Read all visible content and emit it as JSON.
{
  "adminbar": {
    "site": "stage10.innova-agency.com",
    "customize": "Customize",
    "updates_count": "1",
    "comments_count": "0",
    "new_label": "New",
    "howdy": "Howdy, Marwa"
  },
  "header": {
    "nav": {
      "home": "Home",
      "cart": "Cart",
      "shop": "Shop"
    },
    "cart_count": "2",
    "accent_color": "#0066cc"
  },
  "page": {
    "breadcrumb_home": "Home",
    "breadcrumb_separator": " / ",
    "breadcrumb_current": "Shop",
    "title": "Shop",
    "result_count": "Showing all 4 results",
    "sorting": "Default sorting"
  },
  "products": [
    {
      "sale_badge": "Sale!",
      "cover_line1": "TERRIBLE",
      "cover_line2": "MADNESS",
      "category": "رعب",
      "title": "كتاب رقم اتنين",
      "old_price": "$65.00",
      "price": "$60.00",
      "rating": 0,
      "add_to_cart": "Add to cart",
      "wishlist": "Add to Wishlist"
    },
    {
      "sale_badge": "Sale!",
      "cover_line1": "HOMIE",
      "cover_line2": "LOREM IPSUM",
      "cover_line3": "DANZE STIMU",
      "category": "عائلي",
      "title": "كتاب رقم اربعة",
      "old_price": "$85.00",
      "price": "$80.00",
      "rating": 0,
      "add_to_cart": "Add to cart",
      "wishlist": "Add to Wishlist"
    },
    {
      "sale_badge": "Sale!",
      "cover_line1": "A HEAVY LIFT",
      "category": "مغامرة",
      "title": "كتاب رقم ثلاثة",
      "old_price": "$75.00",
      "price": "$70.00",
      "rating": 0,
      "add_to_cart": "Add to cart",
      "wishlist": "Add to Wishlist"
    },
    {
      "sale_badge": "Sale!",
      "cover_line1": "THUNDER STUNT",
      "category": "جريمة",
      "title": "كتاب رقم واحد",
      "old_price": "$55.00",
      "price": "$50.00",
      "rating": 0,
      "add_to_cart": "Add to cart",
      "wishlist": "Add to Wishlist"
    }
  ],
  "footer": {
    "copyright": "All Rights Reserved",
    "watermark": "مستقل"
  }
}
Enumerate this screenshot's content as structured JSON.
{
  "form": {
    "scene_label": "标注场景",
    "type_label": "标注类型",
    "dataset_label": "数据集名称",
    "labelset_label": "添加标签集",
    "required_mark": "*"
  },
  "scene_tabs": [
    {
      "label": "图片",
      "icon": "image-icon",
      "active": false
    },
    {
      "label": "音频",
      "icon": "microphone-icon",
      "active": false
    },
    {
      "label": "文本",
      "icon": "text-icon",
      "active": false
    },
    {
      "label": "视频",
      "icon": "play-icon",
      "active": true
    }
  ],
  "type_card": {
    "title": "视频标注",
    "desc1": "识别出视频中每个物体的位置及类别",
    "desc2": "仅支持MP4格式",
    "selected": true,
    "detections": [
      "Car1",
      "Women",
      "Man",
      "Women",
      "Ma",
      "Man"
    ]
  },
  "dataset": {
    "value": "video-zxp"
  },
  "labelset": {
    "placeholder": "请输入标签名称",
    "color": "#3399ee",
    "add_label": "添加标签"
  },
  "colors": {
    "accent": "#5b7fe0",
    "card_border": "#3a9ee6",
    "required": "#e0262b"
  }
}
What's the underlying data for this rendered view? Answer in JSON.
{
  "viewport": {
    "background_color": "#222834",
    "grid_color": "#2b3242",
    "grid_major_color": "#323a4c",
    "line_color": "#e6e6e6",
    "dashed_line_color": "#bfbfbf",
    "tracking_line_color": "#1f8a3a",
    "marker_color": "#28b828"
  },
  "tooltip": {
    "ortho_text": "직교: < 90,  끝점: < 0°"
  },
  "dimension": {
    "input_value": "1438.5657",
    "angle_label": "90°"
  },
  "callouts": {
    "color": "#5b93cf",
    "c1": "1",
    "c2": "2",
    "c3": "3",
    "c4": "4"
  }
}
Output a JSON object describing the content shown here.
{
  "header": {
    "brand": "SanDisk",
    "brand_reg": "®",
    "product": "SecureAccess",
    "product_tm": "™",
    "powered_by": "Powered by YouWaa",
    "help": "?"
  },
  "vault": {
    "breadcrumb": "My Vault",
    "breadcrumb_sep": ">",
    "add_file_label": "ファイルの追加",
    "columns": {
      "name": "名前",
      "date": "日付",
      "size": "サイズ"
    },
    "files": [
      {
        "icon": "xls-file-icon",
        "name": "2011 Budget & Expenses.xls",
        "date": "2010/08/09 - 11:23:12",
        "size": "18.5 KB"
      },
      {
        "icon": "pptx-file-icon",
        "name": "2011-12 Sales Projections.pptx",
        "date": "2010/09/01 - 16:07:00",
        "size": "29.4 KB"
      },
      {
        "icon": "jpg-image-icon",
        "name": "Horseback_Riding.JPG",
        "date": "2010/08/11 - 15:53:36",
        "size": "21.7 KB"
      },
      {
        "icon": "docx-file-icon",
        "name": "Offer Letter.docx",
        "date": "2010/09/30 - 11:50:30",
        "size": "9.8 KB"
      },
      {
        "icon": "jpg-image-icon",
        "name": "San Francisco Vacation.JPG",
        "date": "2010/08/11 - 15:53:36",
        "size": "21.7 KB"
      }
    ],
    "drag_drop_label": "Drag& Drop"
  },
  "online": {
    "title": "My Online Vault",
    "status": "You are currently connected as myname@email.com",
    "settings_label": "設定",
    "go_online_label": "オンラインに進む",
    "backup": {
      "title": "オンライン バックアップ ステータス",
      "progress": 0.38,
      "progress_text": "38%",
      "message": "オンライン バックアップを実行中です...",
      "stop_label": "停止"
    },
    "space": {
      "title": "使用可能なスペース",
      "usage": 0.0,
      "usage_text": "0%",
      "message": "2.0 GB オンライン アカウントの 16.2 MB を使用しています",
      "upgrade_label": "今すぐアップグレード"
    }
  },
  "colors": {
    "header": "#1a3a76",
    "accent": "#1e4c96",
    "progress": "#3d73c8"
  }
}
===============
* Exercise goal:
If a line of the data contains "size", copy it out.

* Exercise result:
      "size": "サイズ"
        "size": "18.5 KB"
        "size": "29.4 KB"
        "size": "21.7 KB"
        "size": "9.8 KB"
        "size": "21.7 KB"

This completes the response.